As previously mentioned, a kitchen is not complete without accessories. Choose ones that are practical and match your décor. For example, clear glass jars look good on open shelves and can hold spices or even home-baked goods like cookies and brownies.
For added character, substitute plastic lids for the screw-on metal versions. Small accessories also add flair to your spaces by giving them a personal touch.
Keep it Clean
Although the average American household spends five hours per week preparing meals, few of us dedicate enough time to actually eat them. Most of us either rush our dishes immediately after dinner or leave dirty bowls on the table overnight.
By taking proper care of your kitchen surfaces, you’ll save yourself lots of time spent scrubbing and sanitizing. Invest in a sink strainer basket with drain holes large enough to accommodate thick spaghetti noodles. Set it underneath the faucet where it won’t clog pipes or waste hot water. Also, purchase a sponge dispenser and separate scouring pads for rough jobs like scraping off pots and rinses.
To ward off bacteria growth, wipe down kitchen tables and countertops with disinfectant wipes. Wash wooden chopping blocks, platters, and serving pieces thoroughly with soap and warm water. Rinse again and dry completely. Dust tops of range hood fans with baking soda to reduce grease buildup.
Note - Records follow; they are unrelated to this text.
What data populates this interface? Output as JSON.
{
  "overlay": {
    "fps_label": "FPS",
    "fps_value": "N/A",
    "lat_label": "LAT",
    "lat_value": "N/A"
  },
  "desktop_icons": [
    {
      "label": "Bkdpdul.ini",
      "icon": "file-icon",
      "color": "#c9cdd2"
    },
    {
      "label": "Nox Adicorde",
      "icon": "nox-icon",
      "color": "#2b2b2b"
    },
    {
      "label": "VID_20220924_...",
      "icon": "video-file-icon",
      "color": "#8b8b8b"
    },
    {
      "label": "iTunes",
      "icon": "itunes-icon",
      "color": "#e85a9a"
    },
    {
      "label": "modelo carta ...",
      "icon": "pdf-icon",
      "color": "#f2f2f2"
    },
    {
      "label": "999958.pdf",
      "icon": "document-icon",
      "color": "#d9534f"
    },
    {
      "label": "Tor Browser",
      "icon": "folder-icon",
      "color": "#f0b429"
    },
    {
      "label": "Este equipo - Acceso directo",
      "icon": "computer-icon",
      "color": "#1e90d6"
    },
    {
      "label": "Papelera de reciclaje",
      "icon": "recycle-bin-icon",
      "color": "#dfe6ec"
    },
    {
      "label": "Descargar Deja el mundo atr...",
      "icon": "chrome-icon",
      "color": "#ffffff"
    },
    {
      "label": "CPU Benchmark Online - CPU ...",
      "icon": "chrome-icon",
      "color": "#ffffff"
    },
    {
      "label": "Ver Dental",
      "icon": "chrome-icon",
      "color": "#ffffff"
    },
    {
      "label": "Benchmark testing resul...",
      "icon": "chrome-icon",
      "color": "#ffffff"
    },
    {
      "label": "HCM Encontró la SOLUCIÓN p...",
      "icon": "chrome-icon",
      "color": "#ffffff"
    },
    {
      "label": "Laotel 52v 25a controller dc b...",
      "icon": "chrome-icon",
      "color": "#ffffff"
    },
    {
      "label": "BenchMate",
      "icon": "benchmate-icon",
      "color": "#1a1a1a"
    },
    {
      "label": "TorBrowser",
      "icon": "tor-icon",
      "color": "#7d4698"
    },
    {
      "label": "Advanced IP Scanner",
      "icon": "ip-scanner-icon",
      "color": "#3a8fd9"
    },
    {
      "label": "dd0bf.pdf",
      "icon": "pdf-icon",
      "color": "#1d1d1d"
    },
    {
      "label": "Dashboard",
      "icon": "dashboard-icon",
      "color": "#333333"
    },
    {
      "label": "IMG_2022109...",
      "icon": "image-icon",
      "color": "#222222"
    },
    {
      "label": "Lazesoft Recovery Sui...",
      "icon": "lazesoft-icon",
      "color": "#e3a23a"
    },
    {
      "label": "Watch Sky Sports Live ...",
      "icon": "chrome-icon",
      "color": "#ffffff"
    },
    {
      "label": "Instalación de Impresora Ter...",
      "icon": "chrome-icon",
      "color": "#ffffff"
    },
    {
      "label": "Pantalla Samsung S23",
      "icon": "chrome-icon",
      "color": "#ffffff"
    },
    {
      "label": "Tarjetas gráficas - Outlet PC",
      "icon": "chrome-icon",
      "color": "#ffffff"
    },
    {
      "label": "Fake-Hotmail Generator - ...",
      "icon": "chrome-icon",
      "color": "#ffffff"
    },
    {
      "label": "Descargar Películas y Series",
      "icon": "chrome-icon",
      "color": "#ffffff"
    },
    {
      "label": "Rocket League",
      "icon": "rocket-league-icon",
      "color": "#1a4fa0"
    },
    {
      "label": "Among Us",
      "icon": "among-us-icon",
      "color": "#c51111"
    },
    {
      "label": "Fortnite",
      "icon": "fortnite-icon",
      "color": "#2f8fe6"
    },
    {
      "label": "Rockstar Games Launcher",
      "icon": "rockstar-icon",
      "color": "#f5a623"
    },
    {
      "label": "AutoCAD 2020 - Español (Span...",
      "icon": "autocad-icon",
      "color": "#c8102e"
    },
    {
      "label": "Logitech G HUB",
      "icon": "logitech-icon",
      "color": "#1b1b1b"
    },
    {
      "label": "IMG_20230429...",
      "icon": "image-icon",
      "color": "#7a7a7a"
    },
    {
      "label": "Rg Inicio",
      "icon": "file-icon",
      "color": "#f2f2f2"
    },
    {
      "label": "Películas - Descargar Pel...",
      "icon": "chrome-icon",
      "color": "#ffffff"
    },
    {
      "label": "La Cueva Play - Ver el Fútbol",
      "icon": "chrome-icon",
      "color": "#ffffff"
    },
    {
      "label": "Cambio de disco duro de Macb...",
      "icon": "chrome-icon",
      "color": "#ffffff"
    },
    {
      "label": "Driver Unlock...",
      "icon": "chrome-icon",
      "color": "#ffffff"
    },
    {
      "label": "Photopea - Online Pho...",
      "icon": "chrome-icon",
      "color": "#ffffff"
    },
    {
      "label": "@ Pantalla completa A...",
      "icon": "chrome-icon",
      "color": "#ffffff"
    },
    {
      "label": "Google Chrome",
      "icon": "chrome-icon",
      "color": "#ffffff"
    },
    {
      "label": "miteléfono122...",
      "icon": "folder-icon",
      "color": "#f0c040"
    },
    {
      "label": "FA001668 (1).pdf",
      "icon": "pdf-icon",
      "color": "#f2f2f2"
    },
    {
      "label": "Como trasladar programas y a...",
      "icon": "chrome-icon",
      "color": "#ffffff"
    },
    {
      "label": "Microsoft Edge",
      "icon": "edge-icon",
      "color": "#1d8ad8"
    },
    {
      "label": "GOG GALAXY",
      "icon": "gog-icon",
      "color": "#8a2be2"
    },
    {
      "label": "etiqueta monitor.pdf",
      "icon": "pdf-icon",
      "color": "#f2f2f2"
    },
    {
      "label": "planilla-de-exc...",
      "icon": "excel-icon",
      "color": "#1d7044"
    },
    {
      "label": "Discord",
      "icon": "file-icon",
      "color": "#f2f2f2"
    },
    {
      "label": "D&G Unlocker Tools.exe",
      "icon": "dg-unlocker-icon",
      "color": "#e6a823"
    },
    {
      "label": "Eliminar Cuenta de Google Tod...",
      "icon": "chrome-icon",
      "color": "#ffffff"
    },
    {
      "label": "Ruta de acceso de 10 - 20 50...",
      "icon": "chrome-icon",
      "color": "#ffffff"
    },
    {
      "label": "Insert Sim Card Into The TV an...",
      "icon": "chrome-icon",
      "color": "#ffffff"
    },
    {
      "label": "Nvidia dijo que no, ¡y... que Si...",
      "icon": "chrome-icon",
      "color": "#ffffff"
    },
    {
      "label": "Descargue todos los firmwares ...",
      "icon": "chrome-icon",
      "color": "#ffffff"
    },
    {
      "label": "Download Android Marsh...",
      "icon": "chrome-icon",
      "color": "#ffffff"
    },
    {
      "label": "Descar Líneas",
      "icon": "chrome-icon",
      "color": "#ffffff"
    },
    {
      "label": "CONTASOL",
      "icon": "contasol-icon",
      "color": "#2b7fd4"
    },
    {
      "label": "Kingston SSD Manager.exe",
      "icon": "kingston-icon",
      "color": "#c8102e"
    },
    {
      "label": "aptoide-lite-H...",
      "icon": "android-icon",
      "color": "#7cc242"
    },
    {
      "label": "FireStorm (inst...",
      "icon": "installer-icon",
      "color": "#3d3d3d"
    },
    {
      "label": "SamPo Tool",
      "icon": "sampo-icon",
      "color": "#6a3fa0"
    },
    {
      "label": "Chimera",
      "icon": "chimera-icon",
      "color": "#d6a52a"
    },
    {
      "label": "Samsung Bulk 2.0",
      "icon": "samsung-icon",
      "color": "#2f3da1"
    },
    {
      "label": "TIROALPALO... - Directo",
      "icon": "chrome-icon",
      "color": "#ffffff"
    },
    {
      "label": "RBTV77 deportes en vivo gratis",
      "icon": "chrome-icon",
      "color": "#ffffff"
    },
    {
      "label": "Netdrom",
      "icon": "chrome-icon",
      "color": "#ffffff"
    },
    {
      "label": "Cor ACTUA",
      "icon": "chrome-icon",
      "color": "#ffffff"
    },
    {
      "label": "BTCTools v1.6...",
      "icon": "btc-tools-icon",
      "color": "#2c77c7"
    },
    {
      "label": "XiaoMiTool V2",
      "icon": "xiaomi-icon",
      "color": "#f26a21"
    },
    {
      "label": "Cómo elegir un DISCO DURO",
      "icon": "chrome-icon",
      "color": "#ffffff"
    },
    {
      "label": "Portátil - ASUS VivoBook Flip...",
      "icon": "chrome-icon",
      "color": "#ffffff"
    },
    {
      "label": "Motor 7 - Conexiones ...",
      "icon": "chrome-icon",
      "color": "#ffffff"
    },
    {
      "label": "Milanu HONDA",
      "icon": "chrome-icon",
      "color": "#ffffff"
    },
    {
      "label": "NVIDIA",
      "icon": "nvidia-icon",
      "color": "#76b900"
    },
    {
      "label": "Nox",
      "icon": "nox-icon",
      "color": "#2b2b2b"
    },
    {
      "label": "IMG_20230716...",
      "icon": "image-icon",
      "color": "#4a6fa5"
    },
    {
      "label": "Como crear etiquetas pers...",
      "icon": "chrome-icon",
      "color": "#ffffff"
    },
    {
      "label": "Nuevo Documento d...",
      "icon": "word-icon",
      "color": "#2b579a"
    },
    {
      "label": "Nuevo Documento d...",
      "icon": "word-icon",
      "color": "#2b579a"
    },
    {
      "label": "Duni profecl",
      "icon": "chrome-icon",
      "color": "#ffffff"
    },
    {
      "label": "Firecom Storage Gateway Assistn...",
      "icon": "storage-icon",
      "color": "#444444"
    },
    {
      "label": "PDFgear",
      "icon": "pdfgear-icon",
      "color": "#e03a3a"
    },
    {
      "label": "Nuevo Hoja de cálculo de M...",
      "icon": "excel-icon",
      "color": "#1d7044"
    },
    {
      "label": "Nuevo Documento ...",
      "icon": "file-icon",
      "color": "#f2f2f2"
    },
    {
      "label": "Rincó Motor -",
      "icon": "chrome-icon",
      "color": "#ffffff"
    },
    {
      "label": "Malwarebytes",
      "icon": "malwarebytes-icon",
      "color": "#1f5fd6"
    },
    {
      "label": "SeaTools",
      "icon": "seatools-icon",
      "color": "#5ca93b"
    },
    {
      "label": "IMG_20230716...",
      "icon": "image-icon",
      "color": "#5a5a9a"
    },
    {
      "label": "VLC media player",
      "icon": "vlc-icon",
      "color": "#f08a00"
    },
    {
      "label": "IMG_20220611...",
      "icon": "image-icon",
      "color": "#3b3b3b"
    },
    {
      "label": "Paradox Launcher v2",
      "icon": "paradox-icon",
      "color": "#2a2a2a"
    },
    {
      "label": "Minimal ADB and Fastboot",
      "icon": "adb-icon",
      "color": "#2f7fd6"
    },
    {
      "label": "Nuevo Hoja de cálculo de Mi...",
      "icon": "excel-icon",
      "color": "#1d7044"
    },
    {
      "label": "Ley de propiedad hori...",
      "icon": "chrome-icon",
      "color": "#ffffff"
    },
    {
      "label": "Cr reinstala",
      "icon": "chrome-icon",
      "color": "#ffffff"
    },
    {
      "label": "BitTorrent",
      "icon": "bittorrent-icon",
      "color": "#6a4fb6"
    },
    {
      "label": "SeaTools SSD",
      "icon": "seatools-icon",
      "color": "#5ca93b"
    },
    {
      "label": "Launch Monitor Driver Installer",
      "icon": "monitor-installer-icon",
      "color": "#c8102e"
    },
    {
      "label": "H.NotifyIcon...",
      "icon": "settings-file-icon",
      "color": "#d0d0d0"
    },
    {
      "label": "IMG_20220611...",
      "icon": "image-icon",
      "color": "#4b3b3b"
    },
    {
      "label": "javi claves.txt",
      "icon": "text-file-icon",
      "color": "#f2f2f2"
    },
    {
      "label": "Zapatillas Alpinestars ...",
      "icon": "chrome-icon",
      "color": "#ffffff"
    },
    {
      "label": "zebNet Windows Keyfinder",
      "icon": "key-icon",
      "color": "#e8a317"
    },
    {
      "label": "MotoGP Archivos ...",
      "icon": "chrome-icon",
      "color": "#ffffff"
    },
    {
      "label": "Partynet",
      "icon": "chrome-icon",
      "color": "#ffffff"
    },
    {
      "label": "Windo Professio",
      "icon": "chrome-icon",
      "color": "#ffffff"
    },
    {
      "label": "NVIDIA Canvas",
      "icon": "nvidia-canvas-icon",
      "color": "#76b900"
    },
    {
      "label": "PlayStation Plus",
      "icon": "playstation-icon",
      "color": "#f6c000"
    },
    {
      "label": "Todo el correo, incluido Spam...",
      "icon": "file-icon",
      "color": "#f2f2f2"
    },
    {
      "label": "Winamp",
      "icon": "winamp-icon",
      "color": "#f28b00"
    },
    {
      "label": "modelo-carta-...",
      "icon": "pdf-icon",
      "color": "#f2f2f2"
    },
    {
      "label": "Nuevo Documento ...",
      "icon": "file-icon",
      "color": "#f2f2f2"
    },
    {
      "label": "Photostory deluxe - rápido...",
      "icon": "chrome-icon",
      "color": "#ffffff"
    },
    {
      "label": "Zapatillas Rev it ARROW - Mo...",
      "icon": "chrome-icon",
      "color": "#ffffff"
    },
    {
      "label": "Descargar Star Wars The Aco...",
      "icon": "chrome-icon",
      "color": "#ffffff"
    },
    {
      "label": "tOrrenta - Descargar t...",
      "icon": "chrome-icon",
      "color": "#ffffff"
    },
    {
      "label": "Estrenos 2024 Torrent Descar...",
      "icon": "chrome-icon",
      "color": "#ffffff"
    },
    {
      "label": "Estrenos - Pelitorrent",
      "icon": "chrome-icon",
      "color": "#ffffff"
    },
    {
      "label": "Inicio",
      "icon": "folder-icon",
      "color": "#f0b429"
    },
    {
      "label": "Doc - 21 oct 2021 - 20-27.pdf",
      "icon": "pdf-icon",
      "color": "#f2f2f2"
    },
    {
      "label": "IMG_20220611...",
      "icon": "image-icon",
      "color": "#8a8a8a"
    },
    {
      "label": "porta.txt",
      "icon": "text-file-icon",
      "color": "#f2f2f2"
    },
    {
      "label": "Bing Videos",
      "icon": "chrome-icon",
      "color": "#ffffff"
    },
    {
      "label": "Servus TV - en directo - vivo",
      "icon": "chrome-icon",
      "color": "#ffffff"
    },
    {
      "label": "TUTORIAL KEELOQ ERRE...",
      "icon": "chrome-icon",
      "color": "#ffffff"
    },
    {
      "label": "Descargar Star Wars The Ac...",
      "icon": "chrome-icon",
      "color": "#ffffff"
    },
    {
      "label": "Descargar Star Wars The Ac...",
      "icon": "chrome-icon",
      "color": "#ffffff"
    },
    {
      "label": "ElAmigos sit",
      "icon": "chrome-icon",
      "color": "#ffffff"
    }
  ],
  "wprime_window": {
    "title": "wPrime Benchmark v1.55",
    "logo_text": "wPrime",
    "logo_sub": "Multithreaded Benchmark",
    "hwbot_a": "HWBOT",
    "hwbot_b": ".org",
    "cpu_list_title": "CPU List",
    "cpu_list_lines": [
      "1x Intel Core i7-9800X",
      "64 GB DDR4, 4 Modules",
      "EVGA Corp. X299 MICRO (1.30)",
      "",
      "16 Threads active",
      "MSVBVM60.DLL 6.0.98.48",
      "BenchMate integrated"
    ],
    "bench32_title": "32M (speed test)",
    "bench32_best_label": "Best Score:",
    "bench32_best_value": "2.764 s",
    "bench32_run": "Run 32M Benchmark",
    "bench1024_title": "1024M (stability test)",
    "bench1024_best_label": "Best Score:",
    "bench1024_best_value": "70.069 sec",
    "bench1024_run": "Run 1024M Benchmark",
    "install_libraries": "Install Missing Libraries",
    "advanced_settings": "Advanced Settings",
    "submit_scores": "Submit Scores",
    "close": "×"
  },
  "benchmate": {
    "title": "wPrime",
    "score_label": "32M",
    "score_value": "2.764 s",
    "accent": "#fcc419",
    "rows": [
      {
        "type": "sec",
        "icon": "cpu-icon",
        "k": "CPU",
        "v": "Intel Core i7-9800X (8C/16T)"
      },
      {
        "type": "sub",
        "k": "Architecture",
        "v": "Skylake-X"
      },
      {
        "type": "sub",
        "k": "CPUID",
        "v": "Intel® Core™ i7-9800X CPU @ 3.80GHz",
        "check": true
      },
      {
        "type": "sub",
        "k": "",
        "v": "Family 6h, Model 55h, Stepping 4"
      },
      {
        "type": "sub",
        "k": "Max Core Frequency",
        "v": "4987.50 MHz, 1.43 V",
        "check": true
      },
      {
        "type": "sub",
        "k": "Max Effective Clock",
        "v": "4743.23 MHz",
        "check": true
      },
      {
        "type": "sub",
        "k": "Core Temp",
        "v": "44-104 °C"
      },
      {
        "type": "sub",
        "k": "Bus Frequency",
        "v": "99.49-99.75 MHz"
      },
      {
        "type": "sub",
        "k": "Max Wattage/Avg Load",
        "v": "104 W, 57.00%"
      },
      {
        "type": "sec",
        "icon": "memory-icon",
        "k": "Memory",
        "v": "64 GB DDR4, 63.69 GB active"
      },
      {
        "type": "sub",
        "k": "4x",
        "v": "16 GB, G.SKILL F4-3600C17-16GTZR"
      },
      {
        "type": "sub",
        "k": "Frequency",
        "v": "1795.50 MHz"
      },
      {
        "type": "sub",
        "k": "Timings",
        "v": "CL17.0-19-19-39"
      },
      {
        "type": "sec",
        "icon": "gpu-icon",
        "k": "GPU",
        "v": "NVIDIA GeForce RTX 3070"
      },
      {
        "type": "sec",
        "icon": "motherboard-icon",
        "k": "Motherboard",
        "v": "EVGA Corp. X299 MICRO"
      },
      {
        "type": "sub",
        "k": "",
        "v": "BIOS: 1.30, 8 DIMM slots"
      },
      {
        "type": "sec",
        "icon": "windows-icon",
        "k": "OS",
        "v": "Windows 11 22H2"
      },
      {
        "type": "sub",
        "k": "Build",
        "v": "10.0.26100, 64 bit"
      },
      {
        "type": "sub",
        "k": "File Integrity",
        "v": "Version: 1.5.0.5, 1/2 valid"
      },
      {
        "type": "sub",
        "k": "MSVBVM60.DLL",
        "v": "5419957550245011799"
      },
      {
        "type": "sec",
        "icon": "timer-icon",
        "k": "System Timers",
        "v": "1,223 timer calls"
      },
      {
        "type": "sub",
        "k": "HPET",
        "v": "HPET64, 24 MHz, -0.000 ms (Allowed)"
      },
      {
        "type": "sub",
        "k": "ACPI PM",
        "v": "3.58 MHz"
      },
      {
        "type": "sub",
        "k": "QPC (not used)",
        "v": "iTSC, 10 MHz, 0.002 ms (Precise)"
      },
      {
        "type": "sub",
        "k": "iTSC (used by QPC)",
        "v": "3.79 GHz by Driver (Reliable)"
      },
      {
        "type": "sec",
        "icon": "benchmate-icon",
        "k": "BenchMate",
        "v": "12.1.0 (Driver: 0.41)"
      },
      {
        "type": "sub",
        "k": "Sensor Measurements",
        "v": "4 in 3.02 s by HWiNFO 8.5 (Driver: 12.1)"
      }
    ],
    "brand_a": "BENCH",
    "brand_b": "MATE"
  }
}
Cover handles of heavy pots and pans with aluminum foil to prevent accidental openings. Wipe down pot bottoms with a wet cloth or detergent solution to discourage germs. Avoid leaving soup stock simmering unattended, and always wash hands whenever possible.
It’s recommended that adults and children wash up together in order to establish hygiene practices early on. Children learn about personal responsibility by helping prepare food and doing routine tasks like clearing the table after meals. Encourage kids to practice good handwashing etiquette by showing them how to rinse hands thoroughly beneath running tap water. Teach older siblings how to load the dishwasher and unload the washer safely by practicing on empty cardboard boxes first.
These are just a few ideas that may help save some time, aggravation, and money. Cooking is a highly rewarding hobby and one that can be very affordable to pursue.
While many homeowners spend too much time building elaborate kitchen layouts and spending too much money on appliances, it’s all right there in the budget for you to do as you please.